Apart from its ornamental value, Solidago nemoralis has been used for centuries as a medicinal plant by Native Americans, who used it to treat a variety of ailments such as colds, flu, and sore throats. The plant contains flavonoids and other compounds that have anti-inflammatory and antioxidant properties, making it a valuable plant for traditional medicine. Additionally, Solidago nemoralis has ecological value, as it provides food and habitat for various species of wildlife. Its nectar and pollen attract pollinators such as bees and butterflies, and its seeds are a food source for birds and small mammals. Overall, Solidago nemoralis is a valuable and versatile plant species that adds beauty, ecological value, and medicinal properties to natural areas and gardens.
Gray goldenrod is found across a wide swath of the United States from Montana to New Mexico and Eastward to the Main and Florida.
Standard Plant Information:
Plant Height: 1' - 3'
Bloom Time: August - October
Preferred Habitat: Does well in part shade to full sun in dry and sandy or gravelly soil. Often found in prairies, open woodland, outcrops, and dunes.
For most homeowners, the best option is to scatter seed on the ground by hand broadcasting at a minimum of 16-64 pls ounces per acre. For even coverage, we recommend that you broadcast seed in perpendicular rows across the site to ensure even coverage.
You’ll want to broadcast any grass seed first, which will get raked into the soil lightly.

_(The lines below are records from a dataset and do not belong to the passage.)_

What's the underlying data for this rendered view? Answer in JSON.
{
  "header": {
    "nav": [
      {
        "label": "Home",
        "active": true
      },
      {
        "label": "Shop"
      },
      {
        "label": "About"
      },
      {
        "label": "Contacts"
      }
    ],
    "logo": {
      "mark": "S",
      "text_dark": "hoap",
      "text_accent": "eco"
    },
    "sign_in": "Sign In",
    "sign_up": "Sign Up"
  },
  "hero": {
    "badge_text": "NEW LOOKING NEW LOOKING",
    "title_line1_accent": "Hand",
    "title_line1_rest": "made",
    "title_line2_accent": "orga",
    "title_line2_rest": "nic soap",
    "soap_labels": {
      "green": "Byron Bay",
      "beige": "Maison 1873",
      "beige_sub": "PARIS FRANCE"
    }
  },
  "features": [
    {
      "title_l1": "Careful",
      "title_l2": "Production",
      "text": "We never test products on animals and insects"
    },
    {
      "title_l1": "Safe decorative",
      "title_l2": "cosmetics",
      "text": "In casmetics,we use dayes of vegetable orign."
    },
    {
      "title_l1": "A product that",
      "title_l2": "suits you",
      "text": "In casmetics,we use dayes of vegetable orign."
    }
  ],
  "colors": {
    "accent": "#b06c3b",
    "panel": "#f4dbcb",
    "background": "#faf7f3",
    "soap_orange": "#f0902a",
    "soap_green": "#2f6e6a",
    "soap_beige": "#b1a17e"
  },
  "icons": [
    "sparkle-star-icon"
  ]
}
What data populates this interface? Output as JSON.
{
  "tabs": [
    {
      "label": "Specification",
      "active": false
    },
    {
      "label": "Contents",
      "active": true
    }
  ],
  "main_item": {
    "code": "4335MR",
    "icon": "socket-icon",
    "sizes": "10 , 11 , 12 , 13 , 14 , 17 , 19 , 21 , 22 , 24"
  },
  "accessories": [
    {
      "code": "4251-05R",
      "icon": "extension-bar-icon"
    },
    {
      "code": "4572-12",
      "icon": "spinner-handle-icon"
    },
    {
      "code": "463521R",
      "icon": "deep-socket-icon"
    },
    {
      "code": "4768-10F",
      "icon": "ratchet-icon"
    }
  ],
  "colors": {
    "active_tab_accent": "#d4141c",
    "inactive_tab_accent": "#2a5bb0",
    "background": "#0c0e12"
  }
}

Next, it is ideal to mulch the area lightly with either a clean (no seed) straw or preferably with our native Little Bluestem straw, sold at our retail garden centers. After a light mulching is complete, now it’s time to broadcast your native wildflower seeds, which should not be raked into the soil. A good rain or watering is sufficient to cover the seed.
Simply dig a hole in the soil slightly larger than the plant’s roots. Ensure that the soil line of the plant is maintained during the transfer (i.e. the plant should be at the same level with the ground as it was in the pot). Pack any loose dirt back around the plant and make sure you water it well the same day to ensure it has the best chance of survival.
maps used with permission from MN Wildflowers